### EXERCISE BRIEF
Nothing but the records themselves, exactly as written and free of pictures, should appear in your response.
BEGIN DATA SECTION
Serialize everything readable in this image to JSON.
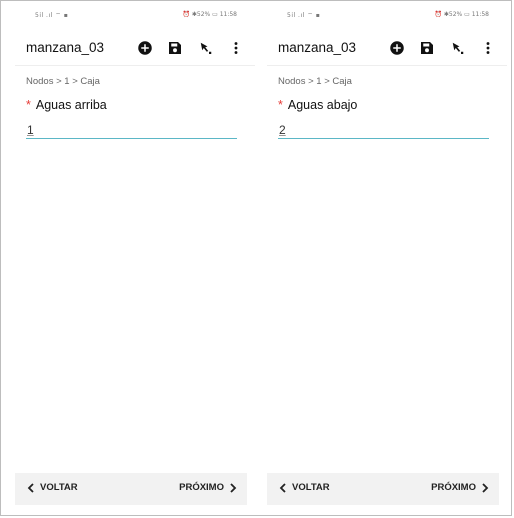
{
  "screens": [
    {
      "status": {
        "left": "5il .ıl ⌔ ▪",
        "right": "⏰ ✱52% ▭ 11:58"
      },
      "app_title": "manzana_03",
      "icons": [
        "add-circle-icon",
        "save-icon",
        "pick-arrow-icon",
        "more-vert-icon"
      ],
      "breadcrumb": "Nodos > 1 > Caja",
      "field": {
        "required_mark": "*",
        "label": "Aguas arriba",
        "value": "1"
      },
      "nav": {
        "prev_label": "VOLTAR",
        "next_label": "PRÓXIMO"
      }
    },
    {
      "status": {
        "left": "5il .ıl ⌔ ▪",
        "right": "⏰ ✱52% ▭ 11:58"
      },
      "app_title": "manzana_03",
      "icons": [
        "add-circle-icon",
        "save-icon",
        "pick-arrow-icon",
        "more-vert-icon"
      ],
      "breadcrumb": "Nodos > 1 > Caja",
      "field": {
        "required_mark": "*",
        "label": "Aguas abajo",
        "value": "2"
      },
      "nav": {
        "prev_label": "VOLTAR",
        "next_label": "PRÓXIMO"
      }
    }
  ],
  "colors": {
    "accent_underline": "#5bb7c6",
    "required": "#e53935",
    "bottom_bar": "#f2f2f2"
  }
}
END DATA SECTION
### WRITTEN SOLUTION
Serialize everything readable in this image to JSON.
{
  "screens": [
    {
      "status": {
        "left": "5il .ıl ⌔ ▪",
        "right": "⏰ ✱52% ▭ 11:58"
      },
      "app_title": "manzana_03",
      "icons": [
        "add-circle-icon",
        "save-icon",
        "pick-arrow-icon",
        "more-vert-icon"
      ],
      "breadcrumb": "Nodos > 1 > Caja",
      "field": {
        "required_mark": "*",
        "label": "Aguas arriba",
        "value": "1"
      },
      "nav": {
        "prev_label": "VOLTAR",
        "next_label": "PRÓXIMO"
      }
    },
    {
      "status": {
        "left": "5il .ıl ⌔ ▪",
        "right": "⏰ ✱52% ▭ 11:58"
      },
      "app_title": "manzana_03",
      "icons": [
        "add-circle-icon",
        "save-icon",
        "pick-arrow-icon",
        "more-vert-icon"
      ],
      "breadcrumb": "Nodos > 1 > Caja",
      "field": {
        "required_mark": "*",
        "label": "Aguas abajo",
        "value": "2"
      },
      "nav": {
        "prev_label": "VOLTAR",
        "next_label": "PRÓXIMO"
      }
    }
  ],
  "colors": {
    "accent_underline": "#5bb7c6",
    "required": "#e53935",
    "bottom_bar": "#f2f2f2"
  }
}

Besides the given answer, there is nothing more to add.